Despite our best efforts to see ourselves differently, the world around us plays a significant role in body image. From a young age, children are bombarded with images of a “perfect, healthy” body, with little variation from the norm. Girls should be slim with no belly fat while maintaining hourglass curves; the ideal boy will grow up to be tall, broad-shouldered and muscular. 

Many students struggle to reconcile the reality of their bodies to an unattainable image. Five of Liberty’s girls have decided to share how this battle has affected their lives. Five athletes, scholars and leaders are embarking on an everyday journey to break past idealism and love themselves. View Their Stories Below.

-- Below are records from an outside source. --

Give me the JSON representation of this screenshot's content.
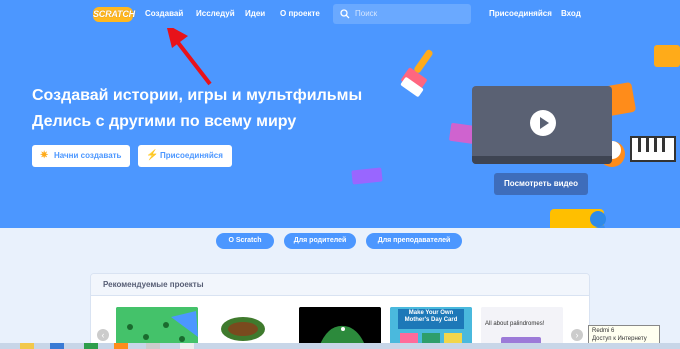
{
  "nav": {
    "logo": "SCRATCH",
    "items": [
      "Создавай",
      "Исследуй",
      "Идеи",
      "О проекте"
    ],
    "search_placeholder": "Поиск",
    "join": "Присоединяйся",
    "signin": "Вход"
  },
  "hero": {
    "title": "Создавай истории, игры и мультфильмы",
    "subtitle": "Делись с другими по всему миру",
    "start_btn": "Начни создавать",
    "join_btn": "Присоединяйся",
    "watch_video": "Посмотреть видео"
  },
  "links": [
    "О Scratch",
    "Для родителей",
    "Для преподавателей"
  ],
  "featured": {
    "title": "Рекомендуемые проекты",
    "cards": [
      {
        "label": ""
      },
      {
        "label": ""
      },
      {
        "label": ""
      },
      {
        "label": "Make Your Own Mother's Day Card"
      },
      {
        "label": "All about palindromes!"
      }
    ]
  },
  "tooltip": {
    "line1": "Redmi 6",
    "line2": "Доступ к Интернету"
  },
  "colors": {
    "brand_blue": "#4c97ff",
    "accent_yellow": "#ffab19",
    "annotation_red": "#e8121a"
  }
}
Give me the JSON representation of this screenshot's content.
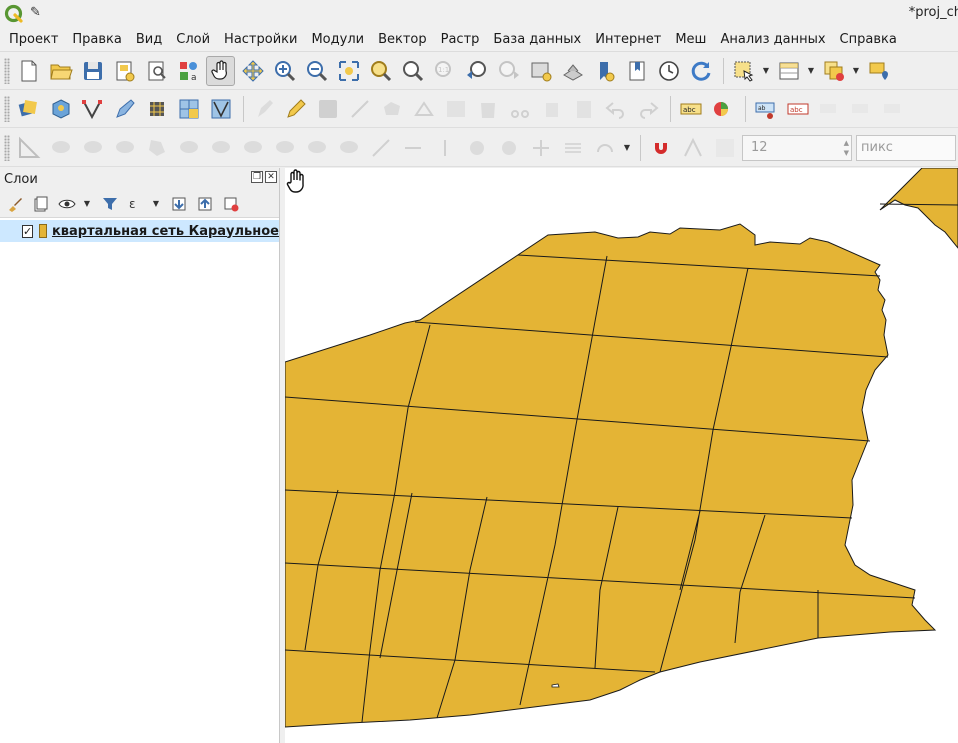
{
  "window": {
    "title": "*proj_ch"
  },
  "menu": [
    "Проект",
    "Правка",
    "Вид",
    "Слой",
    "Настройки",
    "Модули",
    "Вектор",
    "Растр",
    "База данных",
    "Интернет",
    "Меш",
    "Анализ данных",
    "Справка"
  ],
  "snapping": {
    "tolerance_value": "12",
    "units_placeholder": "пикс"
  },
  "layers_panel": {
    "title": "Слои",
    "layers": [
      {
        "name": "квартальная сеть Караульное",
        "visible": true,
        "fill_color": "#e4b435"
      }
    ]
  },
  "map": {
    "polygon_fill": "#e4b435",
    "outline": "#1a1a1a"
  },
  "icons": [
    "qgis-logo-icon",
    "pin-icon",
    "new-project-icon",
    "open-project-icon",
    "save-project-icon",
    "pan-hand-icon",
    "zoom-in-icon",
    "zoom-out-icon",
    "refresh-icon",
    "magnet-snapping-icon"
  ]
}
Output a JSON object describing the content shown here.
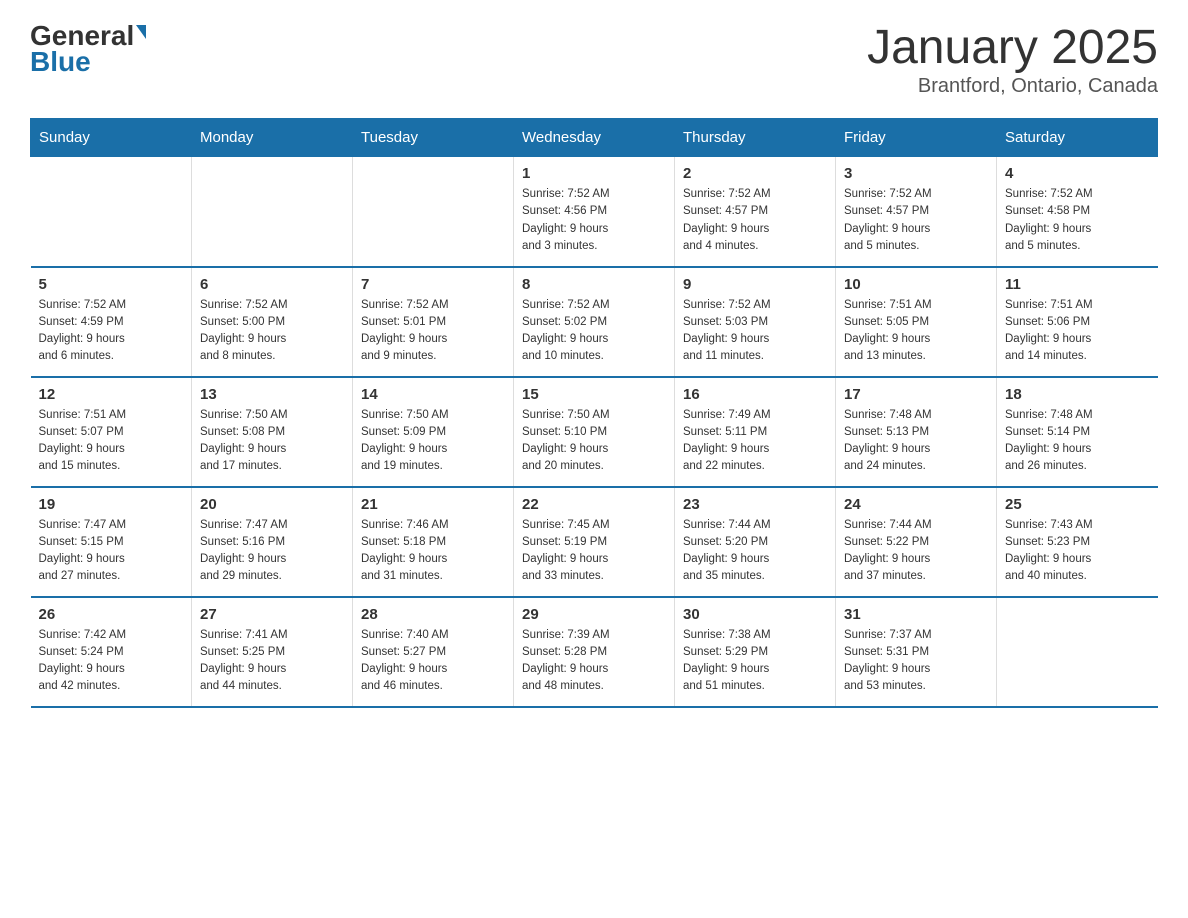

If you or someone you know may be struggling with an eating disorder, please call the NEDA helpline: 1-800-931-2237

For more information- 

National Eating Disorder Association: https://www.nationaleatingdisorders.org

Further reading: https://www.psychologytoday.com/us/basics/body-image

This story was originally published on Liberty Ledger on September 18, 2019.